Clarida pointed to positive reports on employment and housing as evidence that the U.S. economy is “resilient” to potential headwinds from the trade war and slower growth abroad.
“We’ve done the adjustment,” Clarida said in an interview on Bloomberg TV. “I would be less optimistic on the economy if we had not made those 75 basis point adjustments.”
Clarida said the Fed was working to extend the longest U.S. economic recovery on record. Officials voted this week to lower its benchmark rate by a quarter percentage point to a range of 1.50% to 1.75%, a move Clarida said could have a greater influence on the economy at the end of this year and in the first quarter of 2020.
The policymaker made it clear he thinks the U.S. expansion still has room to run, saying the economy is not late in the business cycle and that the consumer has “never been in better shape.”
But he said officials would continue to watch the data and consider more easing if there were to be disappointing reports on employment, inflation and growth.
When asked about the Fed’s purchases of short-term Treasury bills, which are meant to increase liquidity in the banking system, Clarida called the program “Central Banking 101.”

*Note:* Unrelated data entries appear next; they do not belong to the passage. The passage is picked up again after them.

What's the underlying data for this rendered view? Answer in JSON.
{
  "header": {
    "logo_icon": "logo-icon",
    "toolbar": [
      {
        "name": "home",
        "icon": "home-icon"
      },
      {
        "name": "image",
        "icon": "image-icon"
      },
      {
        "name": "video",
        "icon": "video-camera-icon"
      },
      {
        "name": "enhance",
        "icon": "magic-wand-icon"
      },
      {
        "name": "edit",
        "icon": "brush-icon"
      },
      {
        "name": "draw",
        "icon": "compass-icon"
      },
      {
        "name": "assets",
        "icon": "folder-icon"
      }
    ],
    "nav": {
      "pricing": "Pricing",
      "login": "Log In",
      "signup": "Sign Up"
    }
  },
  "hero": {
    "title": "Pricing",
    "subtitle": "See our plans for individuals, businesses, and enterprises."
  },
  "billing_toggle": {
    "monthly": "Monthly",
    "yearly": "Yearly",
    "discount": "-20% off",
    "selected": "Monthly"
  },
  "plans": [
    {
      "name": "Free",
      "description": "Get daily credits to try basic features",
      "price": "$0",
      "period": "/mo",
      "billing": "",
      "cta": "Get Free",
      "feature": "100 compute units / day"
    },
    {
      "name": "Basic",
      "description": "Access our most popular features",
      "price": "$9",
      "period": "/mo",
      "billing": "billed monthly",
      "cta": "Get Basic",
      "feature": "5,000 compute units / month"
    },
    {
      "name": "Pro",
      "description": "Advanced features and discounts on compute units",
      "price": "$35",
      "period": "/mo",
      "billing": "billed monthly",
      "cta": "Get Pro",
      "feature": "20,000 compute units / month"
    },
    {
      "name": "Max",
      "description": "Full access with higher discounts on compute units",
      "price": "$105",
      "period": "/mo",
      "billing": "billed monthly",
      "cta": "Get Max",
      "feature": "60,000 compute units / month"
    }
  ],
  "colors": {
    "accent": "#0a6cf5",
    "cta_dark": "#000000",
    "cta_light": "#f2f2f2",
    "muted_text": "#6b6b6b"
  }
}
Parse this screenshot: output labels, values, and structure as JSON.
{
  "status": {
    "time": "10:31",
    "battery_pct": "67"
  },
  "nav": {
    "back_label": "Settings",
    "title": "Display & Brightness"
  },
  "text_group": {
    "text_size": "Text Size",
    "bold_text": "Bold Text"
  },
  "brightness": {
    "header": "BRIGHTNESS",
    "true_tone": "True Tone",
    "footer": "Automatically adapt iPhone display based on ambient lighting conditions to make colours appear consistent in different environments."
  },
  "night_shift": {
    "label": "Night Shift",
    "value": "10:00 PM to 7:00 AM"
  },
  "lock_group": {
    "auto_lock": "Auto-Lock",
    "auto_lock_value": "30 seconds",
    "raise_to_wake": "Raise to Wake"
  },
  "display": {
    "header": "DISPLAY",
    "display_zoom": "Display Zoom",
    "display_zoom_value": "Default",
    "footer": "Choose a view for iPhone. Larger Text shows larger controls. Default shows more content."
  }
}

“This is not QE,” he said. “If central banks did not organically grow their balance sheets there would be liquidity problems.” (Reporting by Jonnelle Marte Editing by Mark Heinrich)